Data Resources: How to FTP data from PSL


All of the data which we make available to the public can be obtained via anonymous ftp.

These are the general steps for obtaining PSL data by FTP:

  • Connect to ftp2.psl.noaa.gov (previously ftp.cdc.noaa.gov which will work for a period of time)
  • login as anonymous
  • Enter your email address as your password. Please take the time to send us your correct email address. We will use that address to notify you of important additions or changes to our data offerings.
  • All data sets available this way are in subdirectories of the directory /Datasets .
  • The vast majority of the data that are available through this server are stored as netCDF files. If necessary, refer to our documentation about netCDF and information on display/analysis software that reads our netCDF files.

Or, if you'd like you can use your browser to ftp directly. However, many users report better results using a command-line FTP client, such as the free "ncftp" (ncftp.com), than with using a web browser for FTP transfers. In particular, "ncftp" can automatically adapt to firewall changes at any point along the communications path. Also, web browsers are dropping support for the FTP protocol. One can take any of our links starting with "ftp://ftp2" and change that part to "https://downloads" and your browser will like the new URL. The FTP protocol is faster, however. So, command-line FTP clients, if available, offer a speed advantage.


Common anonymous FTP Problems and Their Solutions

These are configuration problems at your local site; they are not solvable at our end of things.

Unable to login using a Web browser:

Our FTP server sends detailed error messages for each of these problems.
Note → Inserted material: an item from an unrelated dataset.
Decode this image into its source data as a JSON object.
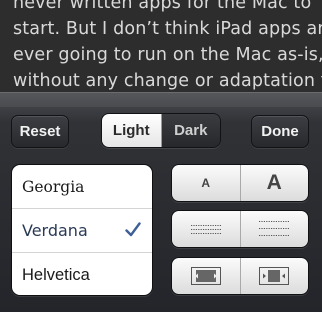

Unfortunately, web browsers often don't show these messages to users. Command line FTP clients are usually better about showing all error messages.

By default, most web browsers use a fake e-mail address as the password for anonymous FTP access. Our FTP server requests, but does not require, a real e-mail address to be used, so that we can try to contact you if there is a problem with, or update to, any data you may retrieve. If you use a fake e-mail address, the FTP server may warn you about it, referring to this document, but the server will let you in anyway.

Connection refused because of an invalid reverse name look-up.

This is generally a problem requiring a system administrator to solve at your site.

When your machine connects to our machine via FTP we choose to initiate a process called a reverse name look-up. That is to say we ask domain name service to translate your IP address back into a fully qualified domain name. This is a process that many sites are using as an added security feature. In this way we can verify that you are who you say you are. Now of course, we know that you're not trying to do anything sneaky, but this is something that we require of everyone that connects to us.

At your site, your computer managers maintain two lists of domain names. One is the forward name and the other is the reverse. Often, only the forward name is kept up-to-date. That's the one that is used when you say you want to connect to your machine and give its name. The forward name translates back to the IP address. But, there is also a table that keeps track of the reverse name, the one that answers the question what name belongs to this IP address.

Hopefully your system manager will understand from this message what's being asked and can correct the problem with a couple minutes of work. Another solution might be to try your FTP from a different machine.